Beyond Criminal Courts
In the United States, policing, criminalization, and punishment operate as the default response to all forms of conflict, harm, and need. Criminal courts play a central role in this process, and create additional harms, separating families, caging people, depressing wages, inflicting long-lasting emotional distress, among other irreparable harms. As we work to defund police and prisons, we need to challenge and think beyond all carceral institutions, including criminal courts, in order to dismantle the entire prison industrial complex.
As we build a society that creates the conditions for us all to flourish, we must imagine ways to evaluate and adjudicate harm, violence, and abuse outside of systems of surveillance, policing, punishment, and exile.
Beyond Criminal Courts is a Digital Resource Hub for organizers, advocates and community members working together to build the organizing-power we need to defund, divest, and ultimately to dismantle criminal courts for good.
Use Beyond Criminal Courts' resources to:
- learn about criminal court processes, procedures, and actors,
- deepen abolitionist analysis and critique of criminal courts,
- envision other ways of investigating, evaluating and adjudicating harm, and
- organize to build power to defund and dismantle criminal courts.

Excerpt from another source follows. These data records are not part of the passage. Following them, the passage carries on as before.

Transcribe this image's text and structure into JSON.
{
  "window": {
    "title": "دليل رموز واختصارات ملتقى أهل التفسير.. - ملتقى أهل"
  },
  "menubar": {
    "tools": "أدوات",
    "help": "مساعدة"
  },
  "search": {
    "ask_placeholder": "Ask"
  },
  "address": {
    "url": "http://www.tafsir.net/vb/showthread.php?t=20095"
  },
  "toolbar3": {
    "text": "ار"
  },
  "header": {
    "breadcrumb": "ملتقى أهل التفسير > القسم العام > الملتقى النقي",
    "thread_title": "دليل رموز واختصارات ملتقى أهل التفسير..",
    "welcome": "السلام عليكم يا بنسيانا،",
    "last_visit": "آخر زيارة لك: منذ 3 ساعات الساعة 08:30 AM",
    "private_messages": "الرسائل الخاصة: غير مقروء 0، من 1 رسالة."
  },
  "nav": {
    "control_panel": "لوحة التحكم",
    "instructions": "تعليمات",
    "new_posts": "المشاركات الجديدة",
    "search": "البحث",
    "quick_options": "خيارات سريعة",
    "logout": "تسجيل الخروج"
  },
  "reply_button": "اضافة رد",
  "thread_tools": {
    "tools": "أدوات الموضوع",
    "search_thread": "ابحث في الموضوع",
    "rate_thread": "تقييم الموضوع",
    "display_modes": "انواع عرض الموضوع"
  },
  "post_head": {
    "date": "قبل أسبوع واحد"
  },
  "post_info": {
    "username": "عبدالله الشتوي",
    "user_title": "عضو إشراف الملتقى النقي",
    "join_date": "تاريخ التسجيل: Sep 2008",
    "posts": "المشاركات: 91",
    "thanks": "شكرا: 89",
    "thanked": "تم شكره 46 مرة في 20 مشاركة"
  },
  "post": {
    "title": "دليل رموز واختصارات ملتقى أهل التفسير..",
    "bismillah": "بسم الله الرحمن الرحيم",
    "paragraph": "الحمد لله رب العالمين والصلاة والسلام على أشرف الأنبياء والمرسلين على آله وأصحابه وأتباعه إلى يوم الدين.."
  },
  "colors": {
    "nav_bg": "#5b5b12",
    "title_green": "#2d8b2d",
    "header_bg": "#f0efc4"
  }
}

Why focus on criminal courts?
The majority of criminal court cases start with surveillance, policing, and criminalization in service of racial capitalism, cisheteropatriarchy, ableism, and border imperialism. Criminalization is a primary tool in establishing and maintaining these relations of power, and criminal law has always targeted people, communities, and behaviors in service of this goal. Instead of preventing or interrupting violence, criminalization has furthered the structural violence endemic to racial capitalism. As Ruth Wilson Gilmore says, “prisons are catchall solutions to social problems.”
Every day, criminal courts separate families, confine people to cages, depress wages, and inflict long-lasting emotional distress. For this reason, organizers must not only work to defund police and prisons. We have to dismantle the entire prison industrial complex, which includes courts, pre-trial supervision, probation, parole and diversion programs. At the same time, we need to dream and create new ways to prevent and interrupt violence, investigate and adjudicate conflict and harm, and invite accountability and transformation.
This means abolitionist movements need to focus on the operation, power and resources of criminal courts. Many already are. On this site, we’ll share what we know about criminal courts and why they can never deliver justice. Many procedural reforms promoted to eliminate discrimination and create more fairness in courts simply prop up a system that is designed to surveil, police, criminalize, and punish. Instead, we are more hopeful about campaigns to reduce funding, power and legitimacy, and ultimately dismantle criminal courts. Of course these are also inextricably linked to fights to divest from policing and punishment and invest in community safety.
As we build a society that creates the conditions for us all to flourish, we are imagining ways to evaluate and adjudicate harm, violence, and abuse outside of systems of surveillance, policing, punishment, and exile.
Criminal courts are just one part of the prison industrial complex.
They are situated in a vast web of public and private organizations, institutions, and individuals that accumulate power and profit from the expansion of systems of control and confinement. Like police and prisons, they consume millions of (mostly public) dollars a year that could be used to prevent, interrupt and heal from violence. To date, organizing and theorizing has primarily focused on other aspects of this web, specifically policing and imprisonment. This project seeks to intervene explicitly at the site of criminal courts, in ways that are connected to fights to defund and abolish police, criminalization, jails, prisons, ICE detention centers, surveillance, and more. Even as we focus on dismantling individual components, it is critical to keep the entire prison-industrial-complex in view.